Dataset rows describing interfaces:
::::
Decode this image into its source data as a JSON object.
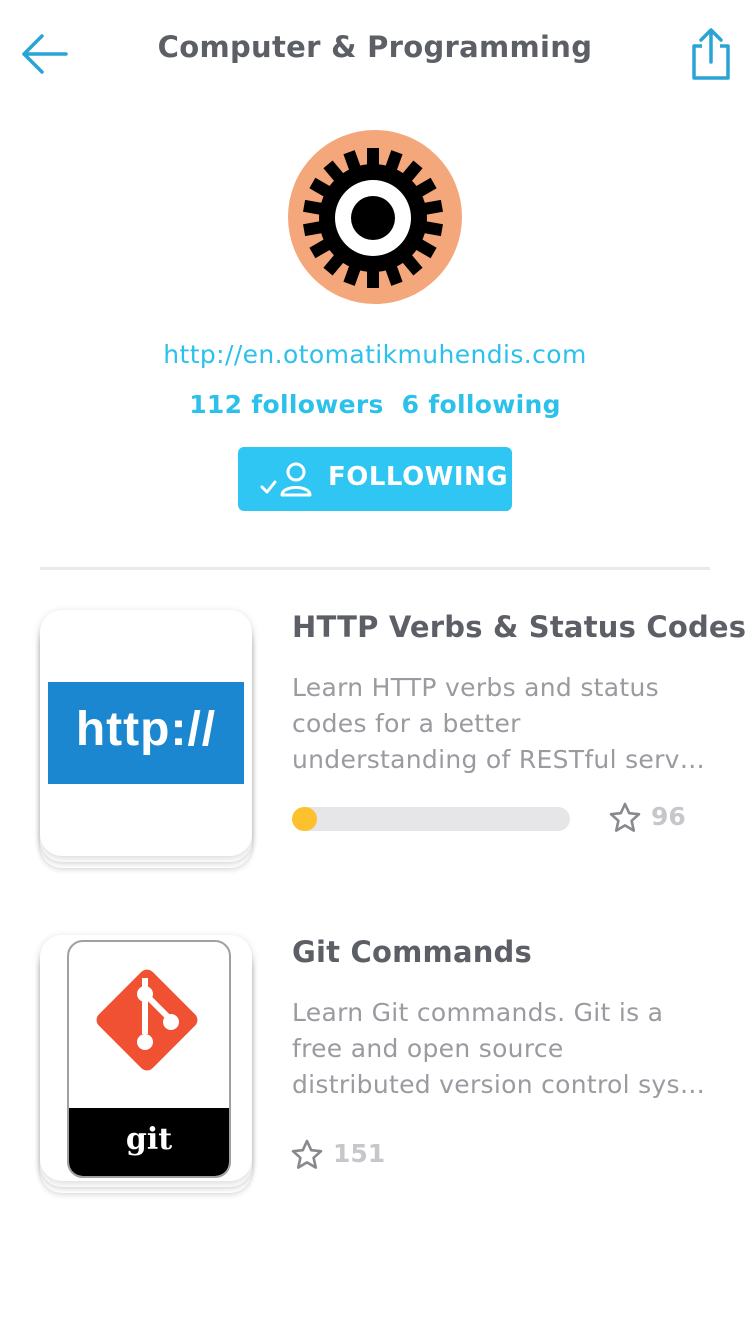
{
  "header": {
    "title": "Computer & Programming"
  },
  "profile": {
    "website": "http://en.otomatikmuhendis.com",
    "followers": "112 followers",
    "following": "6 following",
    "follow_button": "FOLLOWING"
  },
  "courses": [
    {
      "title": "HTTP Verbs & Status Codes",
      "description": [
        "Learn HTTP verbs and status",
        "codes for a better",
        "understanding of RESTful serv…"
      ],
      "cover_text": "http://",
      "progress": 0.09,
      "stars": "96"
    },
    {
      "title": "Git Commands",
      "description": [
        "Learn Git commands. Git is a",
        "free and open source",
        "distributed version control sys…"
      ],
      "cover_text": "git",
      "stars": "151"
    }
  ],
  "colors": {
    "accent": "#2bc1ea",
    "button": "#2fc6f4",
    "avatar_bg": "#f4a77b",
    "progress_fill": "#fdc12e",
    "http_blue": "#1b87d0",
    "git_red": "#f05133"
  },
  "icons": [
    "arrow-left-icon",
    "share-icon",
    "gear-icon",
    "follow-check-user-icon",
    "star-icon",
    "git-logo-icon"
  ]
}
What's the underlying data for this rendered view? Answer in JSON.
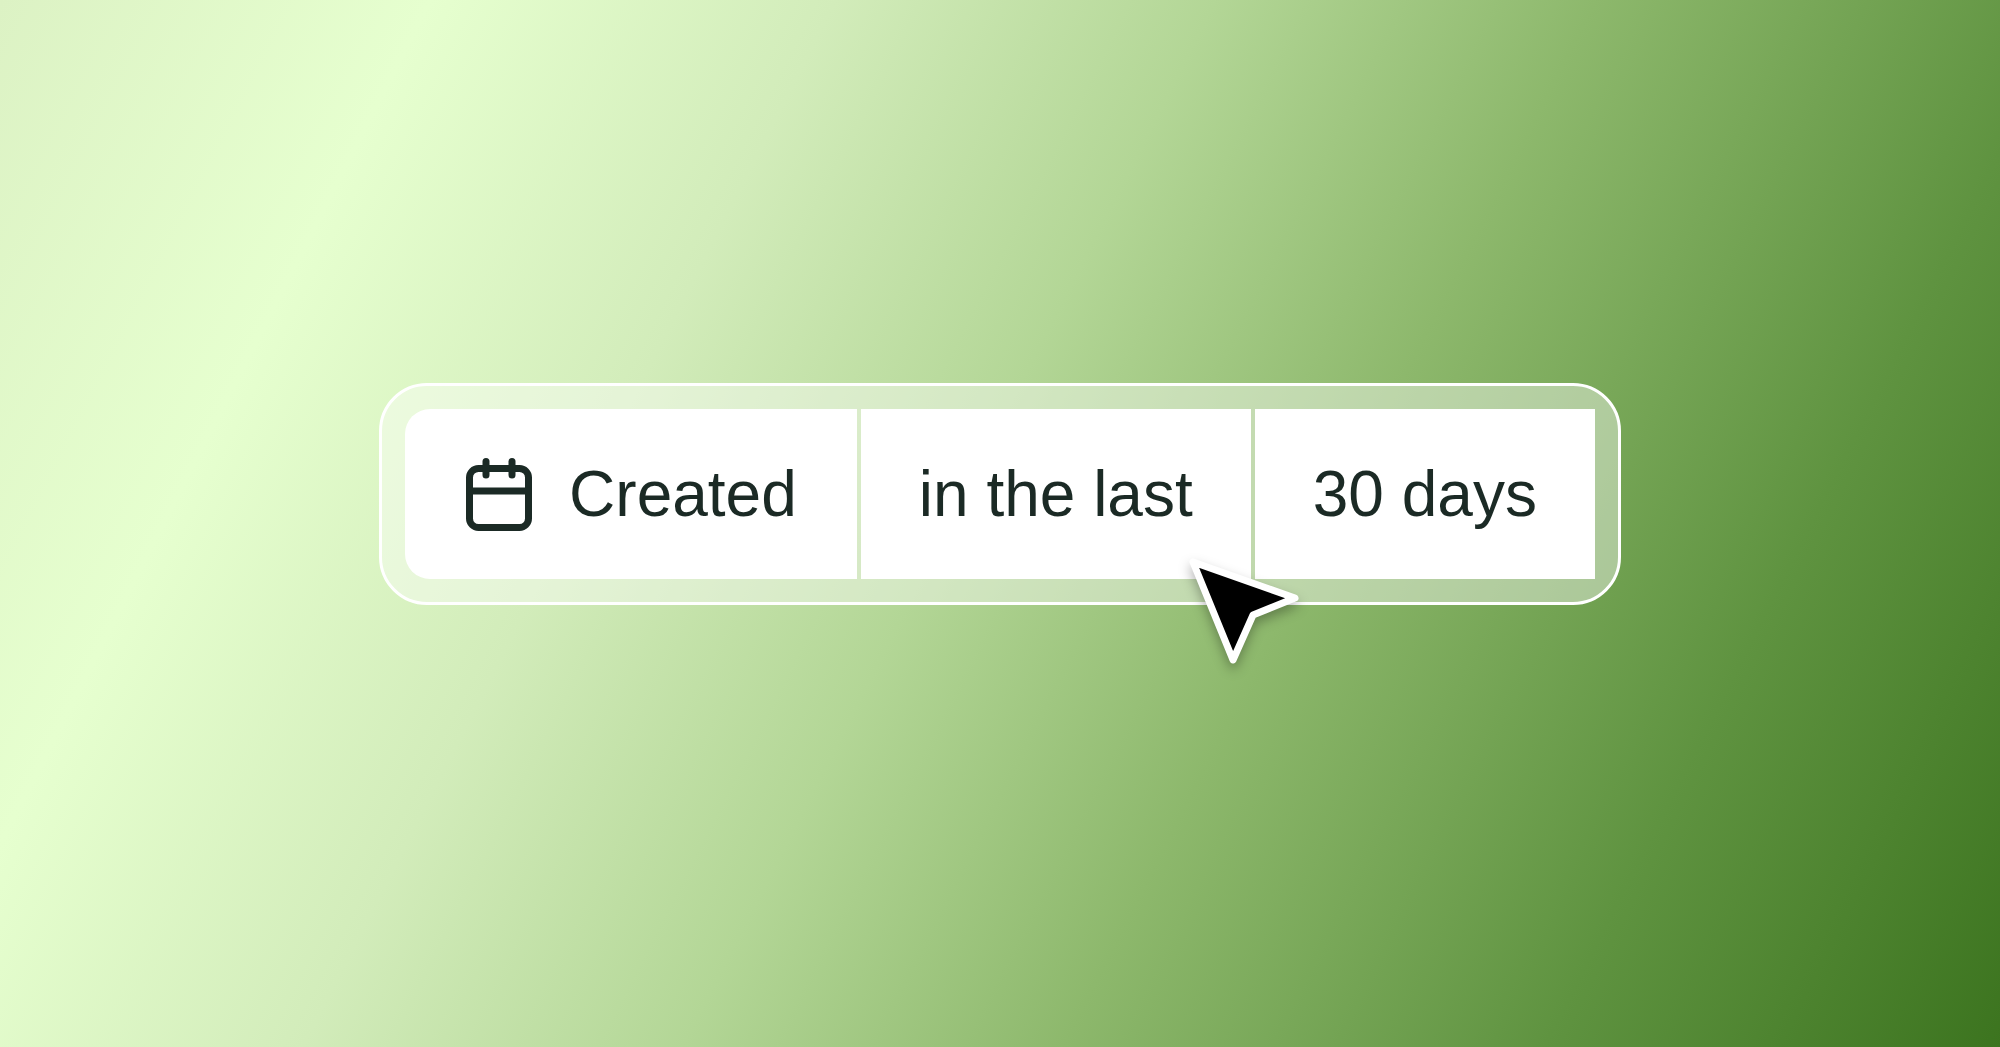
{
  "filter_bar": {
    "segments": [
      {
        "kind": "property",
        "label": "Created"
      },
      {
        "kind": "operator",
        "label": "in the last"
      },
      {
        "kind": "value",
        "label": "30 days"
      }
    ]
  }
}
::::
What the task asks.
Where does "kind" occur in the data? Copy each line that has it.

Finished exercise.
        "kind": "property",
        "kind": "operator",
        "kind": "value",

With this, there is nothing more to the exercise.